COP23 has just closed in Bonn, Germany, the conference intended to define how the Paris Agreement on climate change should be applied. It seems that, besides the painful slowness of the government representatives to agree on the basic terms, for the first time, the topic of agriculture has been given space for discussion. The negotiators have begun to take into consideration the remarkable margin for improvement in greenhouse gas emissions which would result from a change in our present food system.
Unfortunately, however, we have once again seen a clash between two opposite and irreconcilable visions of the world. On the one hand, there are the promoters of a technological solutions based on patents, sophisticated machines, and highly specialized professionals that would study ways of adapting to climate change using complex systems, so-called smart agriculture. On the other hand, the organizations of civil society propose a solution formed by agricultural systems that derive from traditional knowledge, though by no means obsolete or inefficient, such as agroecology and other low-impact practices which preserve essential resources at risk, like the fertility of the soil and the availability of clean water.
The pressure in favor of the adoption of the techno-agricultural model are extremely strong, because it would guarantee business as usual, i.e. the profits of the largest corporations, the only ones able to finance private scientific research and protect their inventions with patents.

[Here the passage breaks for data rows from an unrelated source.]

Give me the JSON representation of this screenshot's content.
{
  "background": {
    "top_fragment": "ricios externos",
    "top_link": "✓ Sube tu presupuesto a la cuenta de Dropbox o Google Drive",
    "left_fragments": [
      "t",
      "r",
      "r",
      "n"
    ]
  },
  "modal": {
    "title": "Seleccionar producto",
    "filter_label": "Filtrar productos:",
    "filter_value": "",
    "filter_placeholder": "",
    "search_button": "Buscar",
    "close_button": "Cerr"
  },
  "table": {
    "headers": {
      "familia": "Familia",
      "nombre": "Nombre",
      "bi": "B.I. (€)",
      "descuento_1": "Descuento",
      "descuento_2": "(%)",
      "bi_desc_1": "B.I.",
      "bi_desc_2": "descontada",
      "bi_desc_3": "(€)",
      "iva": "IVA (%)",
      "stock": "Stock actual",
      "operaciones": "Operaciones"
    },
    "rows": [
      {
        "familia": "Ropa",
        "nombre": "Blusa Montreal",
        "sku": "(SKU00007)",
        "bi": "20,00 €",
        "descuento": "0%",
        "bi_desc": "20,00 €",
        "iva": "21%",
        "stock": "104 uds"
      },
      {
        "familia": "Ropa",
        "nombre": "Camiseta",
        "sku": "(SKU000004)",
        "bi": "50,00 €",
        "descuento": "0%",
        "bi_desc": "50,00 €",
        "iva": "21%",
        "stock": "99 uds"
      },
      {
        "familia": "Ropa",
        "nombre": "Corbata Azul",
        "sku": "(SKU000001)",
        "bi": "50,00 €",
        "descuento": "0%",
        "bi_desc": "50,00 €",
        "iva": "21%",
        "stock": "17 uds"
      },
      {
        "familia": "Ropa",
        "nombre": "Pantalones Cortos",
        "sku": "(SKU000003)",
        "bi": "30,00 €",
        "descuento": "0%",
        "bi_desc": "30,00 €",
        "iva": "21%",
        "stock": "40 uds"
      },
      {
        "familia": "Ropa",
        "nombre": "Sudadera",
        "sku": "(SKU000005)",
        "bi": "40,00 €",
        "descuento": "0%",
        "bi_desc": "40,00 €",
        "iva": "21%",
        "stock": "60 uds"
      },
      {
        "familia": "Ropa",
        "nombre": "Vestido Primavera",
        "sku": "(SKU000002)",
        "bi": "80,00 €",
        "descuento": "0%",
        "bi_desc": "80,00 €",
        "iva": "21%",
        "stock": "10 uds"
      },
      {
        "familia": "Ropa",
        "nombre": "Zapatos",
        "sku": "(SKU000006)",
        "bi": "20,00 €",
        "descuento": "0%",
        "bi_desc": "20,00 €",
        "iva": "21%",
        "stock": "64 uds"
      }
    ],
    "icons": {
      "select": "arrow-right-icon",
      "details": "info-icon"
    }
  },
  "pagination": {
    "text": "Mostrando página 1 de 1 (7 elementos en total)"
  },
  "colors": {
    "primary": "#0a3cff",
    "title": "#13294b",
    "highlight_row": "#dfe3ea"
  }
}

But we are convinced that the road we need to take is completely different, one based on the strengthening of rural economies and local communities, respect for wider environmental and social considerations, and fundamentally different models of food production, distribution and consumption.